…Coleman then accurately described the genesis of the east coast’s gas problem. The onshore producers have not developed resources anticipated by their collective $80 billion development…”Politicians responded by threatening intervention in export markets with tools that have undermined security. This has in turn created a climate of uncertainty that is perilous for new investment and can jeopardise new supply,” he said,
“The reality is there is no simple fix to the east coast gas crisis. But there are options for ameliorating it. I’m definitely not talking about a west-east pipeline…A much more sensible approach is to establish a ‘virtual pipeline’, linking eastern gas markets to multiple sources of supply via one or more import terminals.”
Much more sensible for whom? The answer is Woodside not Australia.
To be honest, I’m not a huge fan of the West-East pipeline either. It implicitly relies upon successful WA gas reservation which is hardly fair given the pipeline might also break it. But LNG imports are no solution at all. All they will do is guarantee the east coast pays the Asian price plus the cost of the importation plant. In other words we will also pay for digging up the gas, piping it, freezing it, shipping it to Asia, then back again, unfreezing it, and piping it locally.
I don’t know how anybody, even a miner, can recommend this with a straight face. But then, it would aid Woodside, creating a new Asian-priced source of demand on the east coast for its gas. It might therefore even help undermine the WA domestic reservation policy over time.
We simply have to bite the bullet and apply retrospective domestic reservation. As Coleman says, the failure of supply is the fault of the export cartel. It is a scoping failure of their projects. Why should everyone else pay to bail that out?
To wit, via The Australian:
Incitec Pivot has fired a fresh warning over the future of its Gibson Island fertiliser plant and tips strong economic growth in North America to persist despite concerns over a potential US recession in 2020.
The explosives and fertiliser maker said its Brisbane plant would be forced to shut by the end of 2019 unless a new gas deal could be struck, with the company already facing a $50 million cost hike this fiscal year.

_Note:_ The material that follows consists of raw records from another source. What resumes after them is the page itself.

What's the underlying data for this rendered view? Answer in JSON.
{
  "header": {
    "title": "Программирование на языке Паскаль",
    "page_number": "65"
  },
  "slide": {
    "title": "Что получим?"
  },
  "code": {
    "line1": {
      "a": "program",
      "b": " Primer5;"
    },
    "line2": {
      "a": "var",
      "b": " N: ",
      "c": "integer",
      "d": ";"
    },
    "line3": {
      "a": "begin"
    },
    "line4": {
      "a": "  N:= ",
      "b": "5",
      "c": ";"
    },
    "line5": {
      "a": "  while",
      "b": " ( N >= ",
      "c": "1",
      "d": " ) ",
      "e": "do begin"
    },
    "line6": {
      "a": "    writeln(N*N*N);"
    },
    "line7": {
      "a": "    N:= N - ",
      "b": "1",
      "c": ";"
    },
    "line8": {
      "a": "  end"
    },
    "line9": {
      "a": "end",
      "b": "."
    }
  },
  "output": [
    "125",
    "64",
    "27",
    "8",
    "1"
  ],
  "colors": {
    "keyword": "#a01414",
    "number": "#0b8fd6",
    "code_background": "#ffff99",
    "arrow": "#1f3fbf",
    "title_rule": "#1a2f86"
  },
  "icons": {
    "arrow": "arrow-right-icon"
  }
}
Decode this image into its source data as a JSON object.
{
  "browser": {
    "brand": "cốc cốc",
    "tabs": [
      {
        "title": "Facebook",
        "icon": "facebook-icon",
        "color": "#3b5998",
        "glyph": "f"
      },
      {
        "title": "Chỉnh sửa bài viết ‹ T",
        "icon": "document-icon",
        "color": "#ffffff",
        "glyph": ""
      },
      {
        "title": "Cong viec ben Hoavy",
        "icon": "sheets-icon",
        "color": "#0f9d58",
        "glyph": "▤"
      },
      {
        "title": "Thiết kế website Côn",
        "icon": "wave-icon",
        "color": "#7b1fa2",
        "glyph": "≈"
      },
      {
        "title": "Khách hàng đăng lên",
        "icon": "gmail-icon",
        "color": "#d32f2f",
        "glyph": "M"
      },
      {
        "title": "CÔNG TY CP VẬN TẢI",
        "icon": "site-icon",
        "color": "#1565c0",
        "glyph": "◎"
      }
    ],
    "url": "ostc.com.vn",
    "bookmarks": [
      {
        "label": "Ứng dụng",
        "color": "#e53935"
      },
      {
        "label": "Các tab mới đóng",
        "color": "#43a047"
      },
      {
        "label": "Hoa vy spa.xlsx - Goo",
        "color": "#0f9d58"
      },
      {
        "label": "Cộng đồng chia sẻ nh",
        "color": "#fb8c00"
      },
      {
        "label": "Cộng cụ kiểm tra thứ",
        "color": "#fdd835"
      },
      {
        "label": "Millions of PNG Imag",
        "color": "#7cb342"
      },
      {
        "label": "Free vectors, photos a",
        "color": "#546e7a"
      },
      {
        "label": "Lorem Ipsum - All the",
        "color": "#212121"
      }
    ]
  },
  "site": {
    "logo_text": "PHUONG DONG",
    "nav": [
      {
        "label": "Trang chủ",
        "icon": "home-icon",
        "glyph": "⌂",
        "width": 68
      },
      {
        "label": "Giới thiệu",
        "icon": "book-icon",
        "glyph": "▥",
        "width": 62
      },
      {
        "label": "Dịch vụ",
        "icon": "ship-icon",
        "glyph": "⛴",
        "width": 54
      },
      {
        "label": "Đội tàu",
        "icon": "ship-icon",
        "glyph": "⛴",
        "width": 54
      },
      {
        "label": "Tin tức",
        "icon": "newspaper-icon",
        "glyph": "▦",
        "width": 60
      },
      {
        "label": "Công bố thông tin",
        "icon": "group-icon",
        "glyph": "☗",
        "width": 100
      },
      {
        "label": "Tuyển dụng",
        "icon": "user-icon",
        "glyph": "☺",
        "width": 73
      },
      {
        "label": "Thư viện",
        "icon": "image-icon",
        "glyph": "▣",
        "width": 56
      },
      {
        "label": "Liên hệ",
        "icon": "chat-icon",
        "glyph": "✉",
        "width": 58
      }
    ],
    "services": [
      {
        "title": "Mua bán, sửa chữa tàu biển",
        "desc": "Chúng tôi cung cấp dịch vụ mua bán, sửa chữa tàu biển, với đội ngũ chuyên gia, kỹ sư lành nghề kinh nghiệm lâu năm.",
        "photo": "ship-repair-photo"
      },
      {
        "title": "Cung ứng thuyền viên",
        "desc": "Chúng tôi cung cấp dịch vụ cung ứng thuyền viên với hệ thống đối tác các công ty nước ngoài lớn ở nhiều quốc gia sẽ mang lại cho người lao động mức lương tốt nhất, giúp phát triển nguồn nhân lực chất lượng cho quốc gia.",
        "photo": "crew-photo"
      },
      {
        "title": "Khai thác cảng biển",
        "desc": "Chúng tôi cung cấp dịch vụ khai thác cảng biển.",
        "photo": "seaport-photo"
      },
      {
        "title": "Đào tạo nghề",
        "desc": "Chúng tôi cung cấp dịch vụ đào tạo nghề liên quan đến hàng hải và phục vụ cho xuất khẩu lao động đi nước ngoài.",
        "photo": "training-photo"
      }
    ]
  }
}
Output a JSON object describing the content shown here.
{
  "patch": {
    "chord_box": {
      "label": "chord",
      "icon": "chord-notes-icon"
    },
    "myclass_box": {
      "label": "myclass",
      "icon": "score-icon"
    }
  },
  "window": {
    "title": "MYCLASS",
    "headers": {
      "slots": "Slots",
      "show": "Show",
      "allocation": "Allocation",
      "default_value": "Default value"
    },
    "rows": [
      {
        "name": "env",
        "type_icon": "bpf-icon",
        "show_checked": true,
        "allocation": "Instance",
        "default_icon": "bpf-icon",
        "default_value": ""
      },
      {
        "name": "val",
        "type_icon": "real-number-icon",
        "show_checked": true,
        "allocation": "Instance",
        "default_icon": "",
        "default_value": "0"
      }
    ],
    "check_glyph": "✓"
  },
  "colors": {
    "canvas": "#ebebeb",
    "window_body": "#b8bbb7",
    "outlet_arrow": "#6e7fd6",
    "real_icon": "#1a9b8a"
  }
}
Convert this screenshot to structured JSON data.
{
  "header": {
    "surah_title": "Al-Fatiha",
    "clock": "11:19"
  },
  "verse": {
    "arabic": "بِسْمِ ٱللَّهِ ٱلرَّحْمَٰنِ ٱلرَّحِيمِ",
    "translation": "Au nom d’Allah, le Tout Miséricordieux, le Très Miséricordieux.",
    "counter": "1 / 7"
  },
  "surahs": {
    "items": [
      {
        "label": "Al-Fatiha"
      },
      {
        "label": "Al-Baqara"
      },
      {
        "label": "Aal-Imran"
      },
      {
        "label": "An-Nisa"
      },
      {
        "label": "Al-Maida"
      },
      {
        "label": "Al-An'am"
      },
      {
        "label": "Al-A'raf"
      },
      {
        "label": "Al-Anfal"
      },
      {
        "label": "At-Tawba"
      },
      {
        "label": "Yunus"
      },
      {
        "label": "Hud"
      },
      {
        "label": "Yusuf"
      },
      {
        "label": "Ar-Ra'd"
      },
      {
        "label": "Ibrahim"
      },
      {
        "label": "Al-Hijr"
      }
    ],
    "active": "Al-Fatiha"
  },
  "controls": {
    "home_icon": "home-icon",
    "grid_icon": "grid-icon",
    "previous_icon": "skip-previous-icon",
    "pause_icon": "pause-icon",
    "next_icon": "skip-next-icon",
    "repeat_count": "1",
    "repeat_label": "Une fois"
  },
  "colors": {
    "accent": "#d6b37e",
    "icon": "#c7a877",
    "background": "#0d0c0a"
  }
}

It has yet to secure any gas contract offers for the 2020-21 period and said it was now at the mercy of east coast suppliers.
IP is you and your crazy gas and power bill.